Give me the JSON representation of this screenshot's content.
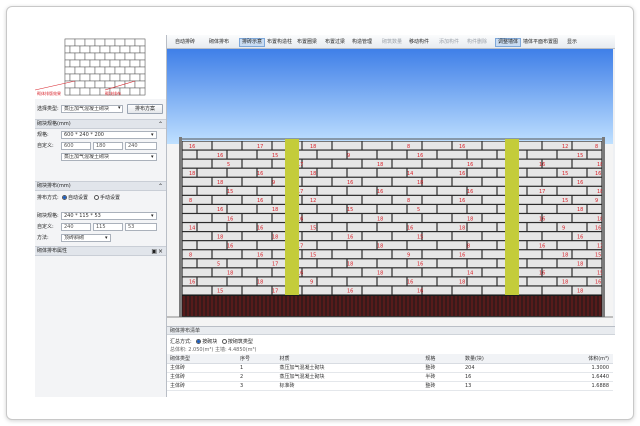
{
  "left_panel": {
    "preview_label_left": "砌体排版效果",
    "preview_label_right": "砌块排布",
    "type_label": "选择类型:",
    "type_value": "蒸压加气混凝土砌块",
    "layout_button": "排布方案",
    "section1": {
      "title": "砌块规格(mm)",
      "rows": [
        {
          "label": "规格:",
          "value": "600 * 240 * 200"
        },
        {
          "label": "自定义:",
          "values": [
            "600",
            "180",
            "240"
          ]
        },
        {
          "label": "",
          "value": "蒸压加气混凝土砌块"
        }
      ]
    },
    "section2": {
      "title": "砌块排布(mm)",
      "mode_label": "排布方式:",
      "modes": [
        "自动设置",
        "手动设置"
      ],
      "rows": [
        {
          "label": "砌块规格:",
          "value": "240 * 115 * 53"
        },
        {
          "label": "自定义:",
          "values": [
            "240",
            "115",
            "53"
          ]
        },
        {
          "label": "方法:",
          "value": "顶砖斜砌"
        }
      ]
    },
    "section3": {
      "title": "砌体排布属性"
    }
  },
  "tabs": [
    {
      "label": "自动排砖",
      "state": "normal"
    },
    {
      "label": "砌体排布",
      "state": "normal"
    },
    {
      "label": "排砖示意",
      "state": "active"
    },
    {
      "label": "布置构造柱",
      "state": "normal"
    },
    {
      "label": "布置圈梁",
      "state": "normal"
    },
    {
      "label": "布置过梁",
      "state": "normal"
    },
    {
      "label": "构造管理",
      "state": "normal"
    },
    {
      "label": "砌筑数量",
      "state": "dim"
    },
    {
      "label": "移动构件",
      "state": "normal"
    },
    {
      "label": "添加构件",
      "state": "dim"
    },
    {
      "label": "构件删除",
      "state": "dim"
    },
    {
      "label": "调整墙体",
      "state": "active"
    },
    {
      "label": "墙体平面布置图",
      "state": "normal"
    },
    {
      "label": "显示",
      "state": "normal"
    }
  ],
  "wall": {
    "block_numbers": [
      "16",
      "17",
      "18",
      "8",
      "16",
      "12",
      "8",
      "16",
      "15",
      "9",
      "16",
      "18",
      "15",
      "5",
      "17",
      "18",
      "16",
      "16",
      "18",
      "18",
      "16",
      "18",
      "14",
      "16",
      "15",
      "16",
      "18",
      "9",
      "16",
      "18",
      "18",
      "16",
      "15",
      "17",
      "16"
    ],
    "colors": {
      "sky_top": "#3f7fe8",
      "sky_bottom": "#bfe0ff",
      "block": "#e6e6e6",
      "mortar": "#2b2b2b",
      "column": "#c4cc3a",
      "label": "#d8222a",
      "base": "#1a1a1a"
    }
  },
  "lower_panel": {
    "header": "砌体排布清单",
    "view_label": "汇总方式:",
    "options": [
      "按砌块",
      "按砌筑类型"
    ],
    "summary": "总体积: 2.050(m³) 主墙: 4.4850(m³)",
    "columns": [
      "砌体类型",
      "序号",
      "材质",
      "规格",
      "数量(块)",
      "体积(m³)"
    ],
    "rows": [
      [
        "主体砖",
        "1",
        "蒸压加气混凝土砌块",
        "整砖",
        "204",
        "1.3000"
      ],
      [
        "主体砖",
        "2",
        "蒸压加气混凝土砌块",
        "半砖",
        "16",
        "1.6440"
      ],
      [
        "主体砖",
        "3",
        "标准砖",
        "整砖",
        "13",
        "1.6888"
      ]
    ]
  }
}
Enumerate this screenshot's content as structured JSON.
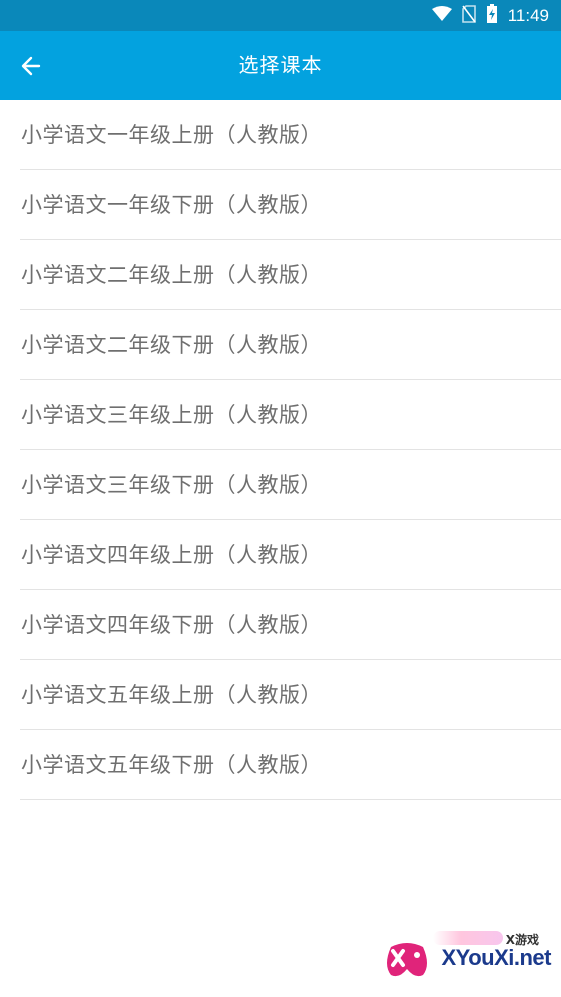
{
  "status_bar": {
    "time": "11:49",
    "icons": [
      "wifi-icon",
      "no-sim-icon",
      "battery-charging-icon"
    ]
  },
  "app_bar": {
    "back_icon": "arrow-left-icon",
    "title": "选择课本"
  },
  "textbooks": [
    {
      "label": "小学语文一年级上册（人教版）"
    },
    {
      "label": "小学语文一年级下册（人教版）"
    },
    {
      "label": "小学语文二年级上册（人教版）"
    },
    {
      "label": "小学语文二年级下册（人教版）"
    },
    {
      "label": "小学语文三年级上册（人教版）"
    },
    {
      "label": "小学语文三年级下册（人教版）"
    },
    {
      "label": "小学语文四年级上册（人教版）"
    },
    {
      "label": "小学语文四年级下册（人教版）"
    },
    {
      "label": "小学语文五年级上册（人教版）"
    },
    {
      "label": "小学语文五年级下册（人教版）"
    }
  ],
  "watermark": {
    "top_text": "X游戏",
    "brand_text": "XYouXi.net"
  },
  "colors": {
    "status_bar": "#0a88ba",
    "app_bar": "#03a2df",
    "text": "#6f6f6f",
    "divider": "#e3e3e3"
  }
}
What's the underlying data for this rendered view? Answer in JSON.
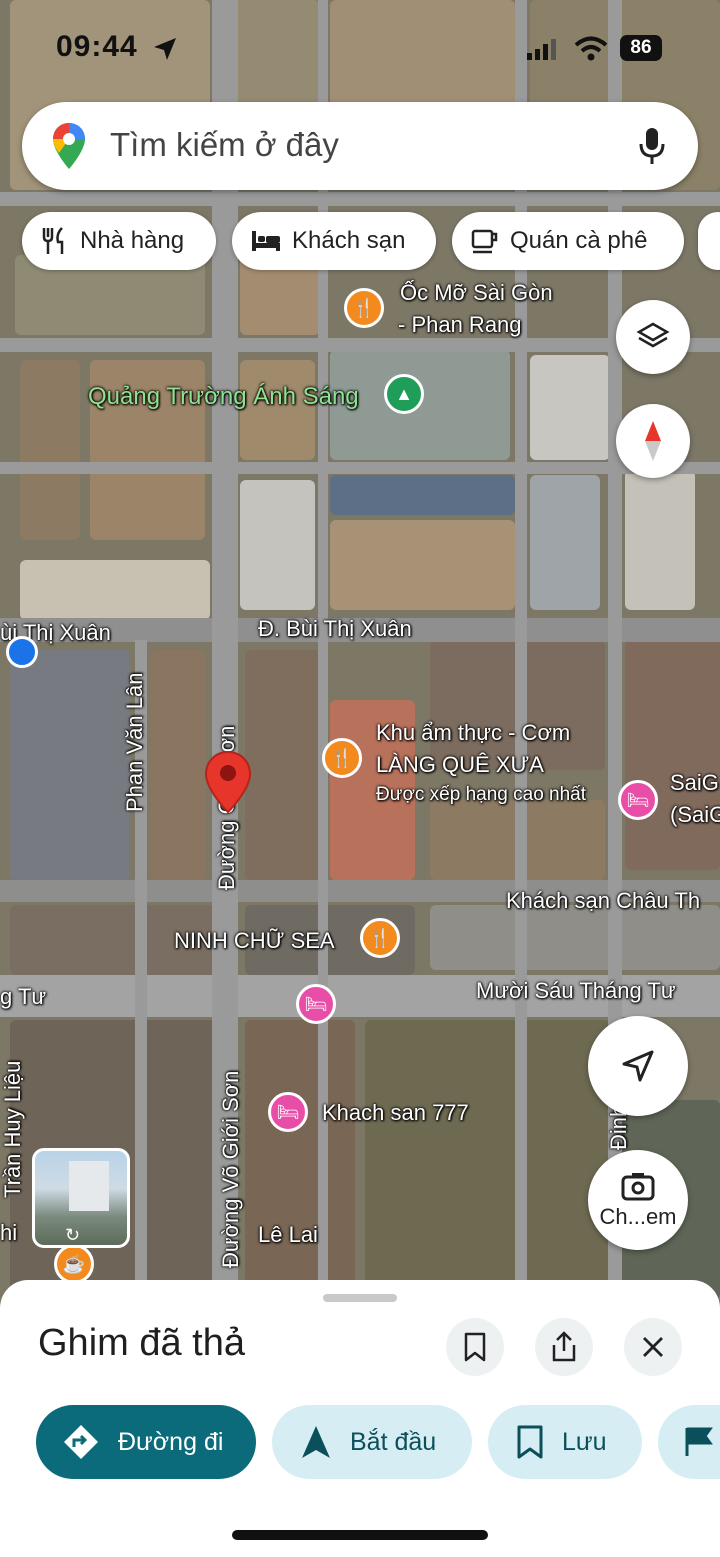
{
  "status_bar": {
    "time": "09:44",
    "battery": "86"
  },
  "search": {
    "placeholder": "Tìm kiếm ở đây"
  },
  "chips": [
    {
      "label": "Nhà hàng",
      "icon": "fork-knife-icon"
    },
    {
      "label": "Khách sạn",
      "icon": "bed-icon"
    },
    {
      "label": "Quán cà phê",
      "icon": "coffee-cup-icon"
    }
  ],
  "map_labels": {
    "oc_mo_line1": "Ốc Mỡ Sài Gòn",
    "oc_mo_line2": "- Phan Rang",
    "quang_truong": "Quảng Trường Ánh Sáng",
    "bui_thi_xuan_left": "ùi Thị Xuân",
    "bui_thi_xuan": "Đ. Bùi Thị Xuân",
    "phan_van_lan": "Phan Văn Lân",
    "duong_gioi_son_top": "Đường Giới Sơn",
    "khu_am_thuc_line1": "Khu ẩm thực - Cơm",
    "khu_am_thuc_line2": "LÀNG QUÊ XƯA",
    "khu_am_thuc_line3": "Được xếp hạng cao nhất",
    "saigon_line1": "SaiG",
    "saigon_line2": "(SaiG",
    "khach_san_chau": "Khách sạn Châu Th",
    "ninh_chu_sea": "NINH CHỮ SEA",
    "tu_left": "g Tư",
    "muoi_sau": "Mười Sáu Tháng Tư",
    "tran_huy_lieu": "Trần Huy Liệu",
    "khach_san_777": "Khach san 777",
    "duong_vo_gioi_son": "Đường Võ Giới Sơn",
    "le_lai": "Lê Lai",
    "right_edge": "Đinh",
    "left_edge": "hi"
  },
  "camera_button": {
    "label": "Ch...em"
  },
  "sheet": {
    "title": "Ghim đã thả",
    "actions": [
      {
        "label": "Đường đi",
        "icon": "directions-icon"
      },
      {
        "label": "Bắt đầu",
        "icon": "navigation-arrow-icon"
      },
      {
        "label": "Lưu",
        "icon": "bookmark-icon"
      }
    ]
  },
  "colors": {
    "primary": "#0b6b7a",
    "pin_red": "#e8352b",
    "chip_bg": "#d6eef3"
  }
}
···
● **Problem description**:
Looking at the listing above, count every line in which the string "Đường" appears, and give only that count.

● **Written answer**:
3